The tech blogosphere was abuzz about blog valuations in October 2005.
Mike had told me my blog was worth a million dollars, based on what Jason Calacanis got for Weblogs, Inc. Blog valuations was a topic of discussion in the tech blogosphere at the time, and another blogger had also pegged the value of RWW at $1 million. Although I was starting to realize that my blog did have value, I was still thinking too small at that stage — I thought RWW was primarily useful to me as a networking tool, a way to meet people in Silicon Valley. But I knew that Mike was considering a VC infusion to expand TechCrunch, just because he was friends with a bunch of those people. So in the back of my mind, I was slowly coming to terms with RWW potentially being more than just a part-time income.

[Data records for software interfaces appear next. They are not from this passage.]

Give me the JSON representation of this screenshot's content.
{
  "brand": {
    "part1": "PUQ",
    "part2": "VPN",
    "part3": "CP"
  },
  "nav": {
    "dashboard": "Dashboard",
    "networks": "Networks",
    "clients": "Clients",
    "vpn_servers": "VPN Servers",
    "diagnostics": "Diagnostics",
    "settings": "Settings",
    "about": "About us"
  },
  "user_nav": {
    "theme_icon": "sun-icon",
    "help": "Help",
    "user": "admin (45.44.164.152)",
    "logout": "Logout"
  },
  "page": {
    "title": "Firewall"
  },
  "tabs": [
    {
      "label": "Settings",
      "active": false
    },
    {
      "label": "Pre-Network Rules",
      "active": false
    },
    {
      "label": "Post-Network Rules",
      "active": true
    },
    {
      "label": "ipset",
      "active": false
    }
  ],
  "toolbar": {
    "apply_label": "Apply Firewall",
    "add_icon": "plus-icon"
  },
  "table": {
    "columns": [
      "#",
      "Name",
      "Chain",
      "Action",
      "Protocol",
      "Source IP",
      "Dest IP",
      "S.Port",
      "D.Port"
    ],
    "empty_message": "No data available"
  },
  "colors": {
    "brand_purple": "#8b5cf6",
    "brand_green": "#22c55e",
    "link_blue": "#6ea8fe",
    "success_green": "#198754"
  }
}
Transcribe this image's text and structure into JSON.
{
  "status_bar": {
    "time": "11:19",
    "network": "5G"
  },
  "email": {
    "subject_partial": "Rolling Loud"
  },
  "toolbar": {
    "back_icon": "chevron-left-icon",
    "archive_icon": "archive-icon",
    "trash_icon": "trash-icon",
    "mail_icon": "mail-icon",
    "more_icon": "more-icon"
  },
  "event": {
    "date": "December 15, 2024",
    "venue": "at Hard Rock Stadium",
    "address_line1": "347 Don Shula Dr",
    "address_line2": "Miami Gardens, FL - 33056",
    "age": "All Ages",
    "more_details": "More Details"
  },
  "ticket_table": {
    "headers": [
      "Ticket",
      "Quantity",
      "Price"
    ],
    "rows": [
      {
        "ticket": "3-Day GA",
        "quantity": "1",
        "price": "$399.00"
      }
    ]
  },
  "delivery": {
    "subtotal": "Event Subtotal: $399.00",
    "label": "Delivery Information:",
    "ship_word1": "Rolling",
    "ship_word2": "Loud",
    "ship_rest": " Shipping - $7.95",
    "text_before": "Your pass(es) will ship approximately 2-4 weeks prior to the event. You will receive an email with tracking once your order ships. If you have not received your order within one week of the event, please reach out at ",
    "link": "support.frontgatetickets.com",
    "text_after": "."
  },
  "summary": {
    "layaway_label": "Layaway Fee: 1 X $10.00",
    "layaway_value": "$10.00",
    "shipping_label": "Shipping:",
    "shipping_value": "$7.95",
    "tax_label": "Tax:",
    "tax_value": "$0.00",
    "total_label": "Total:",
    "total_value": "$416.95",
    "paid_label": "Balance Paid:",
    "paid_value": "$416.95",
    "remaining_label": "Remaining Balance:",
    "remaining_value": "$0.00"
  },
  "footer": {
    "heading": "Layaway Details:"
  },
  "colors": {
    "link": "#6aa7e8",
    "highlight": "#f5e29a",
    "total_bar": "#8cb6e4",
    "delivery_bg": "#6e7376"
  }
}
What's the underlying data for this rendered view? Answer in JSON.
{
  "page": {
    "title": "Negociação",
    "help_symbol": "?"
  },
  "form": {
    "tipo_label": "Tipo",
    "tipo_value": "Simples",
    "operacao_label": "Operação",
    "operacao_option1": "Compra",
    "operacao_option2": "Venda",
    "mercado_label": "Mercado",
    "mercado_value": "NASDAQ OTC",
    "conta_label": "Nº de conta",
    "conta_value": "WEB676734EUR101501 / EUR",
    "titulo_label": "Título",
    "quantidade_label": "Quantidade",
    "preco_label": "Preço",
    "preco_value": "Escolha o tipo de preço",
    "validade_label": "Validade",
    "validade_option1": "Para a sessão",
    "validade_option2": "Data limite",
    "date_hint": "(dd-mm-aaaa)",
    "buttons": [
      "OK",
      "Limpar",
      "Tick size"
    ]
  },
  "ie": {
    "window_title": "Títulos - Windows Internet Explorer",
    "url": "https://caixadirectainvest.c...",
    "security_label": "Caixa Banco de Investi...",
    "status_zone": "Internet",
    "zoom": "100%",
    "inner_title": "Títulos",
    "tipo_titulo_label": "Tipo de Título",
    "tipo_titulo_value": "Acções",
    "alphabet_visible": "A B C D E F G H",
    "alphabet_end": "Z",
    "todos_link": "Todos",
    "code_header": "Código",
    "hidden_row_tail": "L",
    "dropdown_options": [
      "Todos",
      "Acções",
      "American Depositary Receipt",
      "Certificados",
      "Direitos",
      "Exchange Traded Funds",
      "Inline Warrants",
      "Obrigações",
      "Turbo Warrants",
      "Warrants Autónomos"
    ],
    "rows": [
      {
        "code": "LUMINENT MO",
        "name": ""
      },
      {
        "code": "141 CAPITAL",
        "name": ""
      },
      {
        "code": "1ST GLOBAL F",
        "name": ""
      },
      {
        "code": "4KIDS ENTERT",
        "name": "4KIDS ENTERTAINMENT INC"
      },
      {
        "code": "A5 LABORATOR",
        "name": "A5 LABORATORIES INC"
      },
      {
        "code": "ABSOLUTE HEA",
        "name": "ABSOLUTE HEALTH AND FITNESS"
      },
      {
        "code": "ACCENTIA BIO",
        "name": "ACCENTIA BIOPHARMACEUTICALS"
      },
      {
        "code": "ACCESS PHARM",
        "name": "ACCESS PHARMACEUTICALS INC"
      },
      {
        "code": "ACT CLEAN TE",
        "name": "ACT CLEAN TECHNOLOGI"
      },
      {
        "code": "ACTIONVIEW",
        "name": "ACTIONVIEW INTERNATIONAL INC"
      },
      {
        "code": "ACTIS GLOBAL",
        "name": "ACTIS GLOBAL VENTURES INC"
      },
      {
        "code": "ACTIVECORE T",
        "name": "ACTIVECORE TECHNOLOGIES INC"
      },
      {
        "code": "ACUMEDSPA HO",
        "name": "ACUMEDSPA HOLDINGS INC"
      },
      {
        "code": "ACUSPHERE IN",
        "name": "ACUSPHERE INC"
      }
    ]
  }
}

As for Gabe, he used sarcasm a lot to deflect serious conversations, but I could tell even at this very early stage that his only ambition was to build a self-sustaining business. Tech.memeorandum was fully automated at this point, so another thing we discussed was how he’d continue to iterate on the product. I was surprised when he said he was open to adding human curation — but, again, that is what he ended up doing a year or two later.
Next up: 011. The Web 2.0 Illuminati
Cybercultural is a free newsletter. If you enjoy it and would like to help cover costs, please consider a one-time or loyal donation. Your support means a lot.
- One-time donation in any amount